_MATERIAL TO PROCESS_
##########

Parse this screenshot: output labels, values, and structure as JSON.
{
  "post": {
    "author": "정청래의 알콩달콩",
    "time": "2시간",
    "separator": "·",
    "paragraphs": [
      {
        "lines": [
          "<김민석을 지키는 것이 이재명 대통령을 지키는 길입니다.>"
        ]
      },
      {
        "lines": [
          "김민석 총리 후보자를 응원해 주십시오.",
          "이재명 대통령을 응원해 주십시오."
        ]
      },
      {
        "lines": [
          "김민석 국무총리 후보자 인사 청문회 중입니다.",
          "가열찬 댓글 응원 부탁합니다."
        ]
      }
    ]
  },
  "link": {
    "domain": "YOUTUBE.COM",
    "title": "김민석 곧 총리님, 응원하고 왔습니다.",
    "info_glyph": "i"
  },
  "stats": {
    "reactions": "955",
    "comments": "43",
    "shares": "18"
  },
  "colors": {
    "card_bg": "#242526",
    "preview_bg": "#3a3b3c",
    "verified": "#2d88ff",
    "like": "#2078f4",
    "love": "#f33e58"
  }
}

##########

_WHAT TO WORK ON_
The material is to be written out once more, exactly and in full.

_REPLY TO THE EXERCISE_
Parse this screenshot: output labels, values, and structure as JSON.
{
  "post": {
    "author": "정청래의 알콩달콩",
    "time": "2시간",
    "separator": "·",
    "paragraphs": [
      {
        "lines": [
          "<김민석을 지키는 것이 이재명 대통령을 지키는 길입니다.>"
        ]
      },
      {
        "lines": [
          "김민석 총리 후보자를 응원해 주십시오.",
          "이재명 대통령을 응원해 주십시오."
        ]
      },
      {
        "lines": [
          "김민석 국무총리 후보자 인사 청문회 중입니다.",
          "가열찬 댓글 응원 부탁합니다."
        ]
      }
    ]
  },
  "link": {
    "domain": "YOUTUBE.COM",
    "title": "김민석 곧 총리님, 응원하고 왔습니다.",
    "info_glyph": "i"
  },
  "stats": {
    "reactions": "955",
    "comments": "43",
    "shares": "18"
  },
  "colors": {
    "card_bg": "#242526",
    "preview_bg": "#3a3b3c",
    "verified": "#2d88ff",
    "like": "#2078f4",
    "love": "#f33e58"
  }
}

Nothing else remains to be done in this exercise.